After publicly musing about the idea of a complete ban on the sale of knives, Edmonton Mayor Stephen Mandel admitted on Wednesday he may have overreacted.
Still, Mandel formally asked city staff at Wednesday's council meeting to look at what the city can do to reduce knife violence in Edmonton.
"Logistically, we might not be able to ban knives," Mandel told reporters. "That might not be feasible, given that some people have steak knives in their boots. But at the same time, we can find ways to prohibit knives [going] into bars. We can give the police … greater search rights when it comes to knives."
Two young men have died in fatal stabbings in Edmonton since Thursday. One stabbing occurred outside a nightclub in the west end.
One of the options Mandel suggested the city could look at is putting metal detectors at the doors of nightclubs.
A knife ban would be impossible to enforce and would do little to reduce stabbings in Edmonton, a veteran police detective said earlier on Wednesday.
"There's no way you can get rid of every knife that we have in this city," Edmonton Police Det. Bill Clark, a 30-year veteran of the force said Wednesday on CBC Radio's Edmonton AM. "Butter knives can kill people. Steak knives can kill people."
The problem of knife violence is too complex to fix with a ban, Clark said.
"All the mayor can do is possibly put out a bylaw," he said. "What's that going to do? You're going to give someone a fine? I mean that's a joke. They're just going to laugh."
The courts need to get tougher on knife offences, Clark said.
"We have a mandatory four-year minimum sentence if you use a firearm in an offence," he said. "So why aren't we looking at the same thing with knives?"
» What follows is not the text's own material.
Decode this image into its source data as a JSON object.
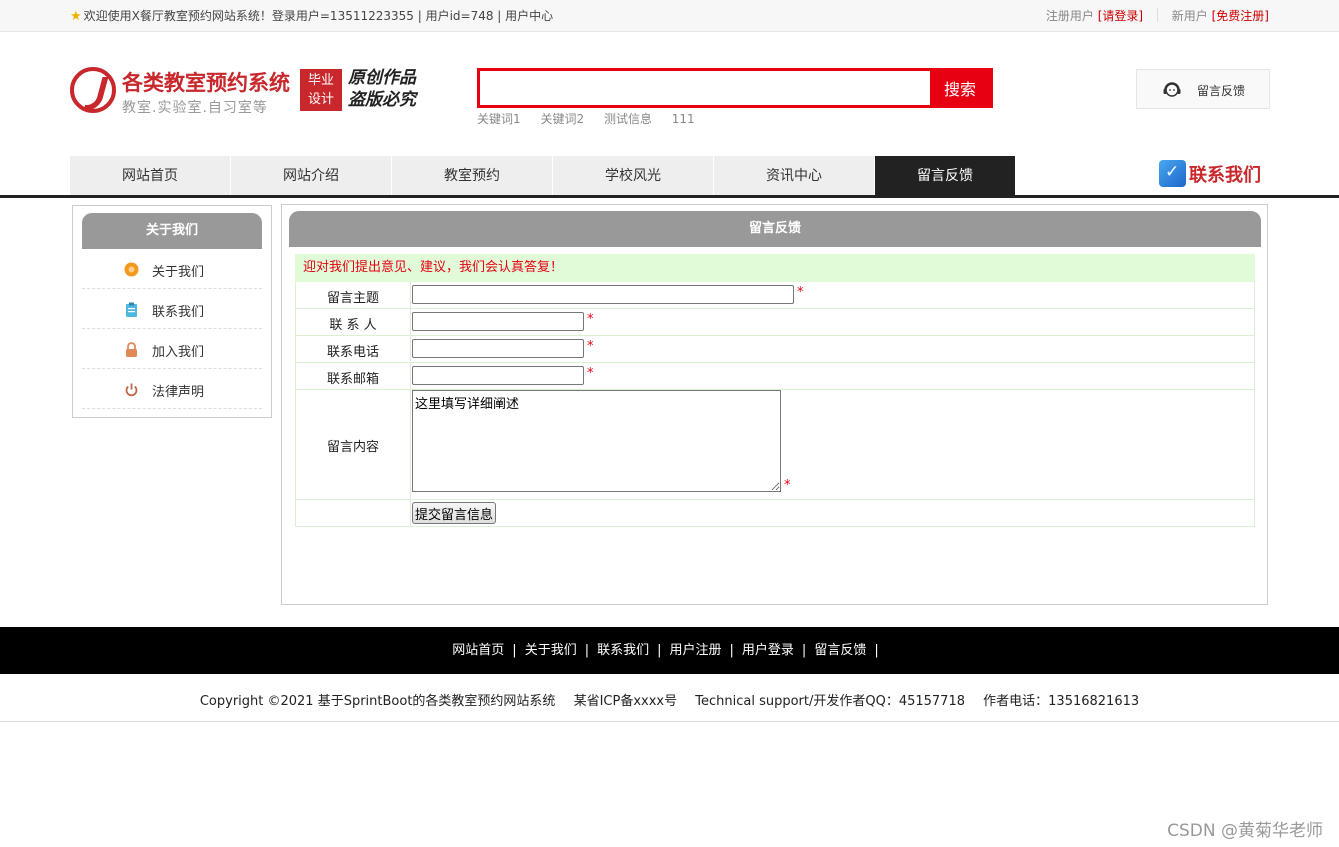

Alberta Justice Minister Alison Redford agreed more needs to be done to curb violence in Edmonton. While she was uncertain what effect a ban would have, she said it was an idea worth investigating.
Give police extra authority
"We have some very good lawyers in Justice who look at a lot of these options, and I'd like to ask them that specific question," Redford said.
The province will be introducing a bill this spring to give police more specific powers allowing them to work with bar owners to identify troublemakers and remove them from the premises.
"It's not that the police can't do that now, but as the mayor said, we have situations where questions of cause come into it," Redford said.
"As part of the business of regulating a business of bars, we think that its important to give police extra authority to be able to intervene in situations."
Redford says this plan is modeled after a bar watch program developed in Vancouver.
She is also lobbying the federal government to toughen bail laws so judges can keep people in custody longer, particularly in cases where someone breaches a previous bail condition.
"So they've now demonstrated that they are not prepared to honour a court order," she said.
"We believe that the onus should then be on them to prove why the court should ever allow them out on bail again."
There have been six homicides in Edmonton so far in 2009. Half the deaths resulted from knife wounds.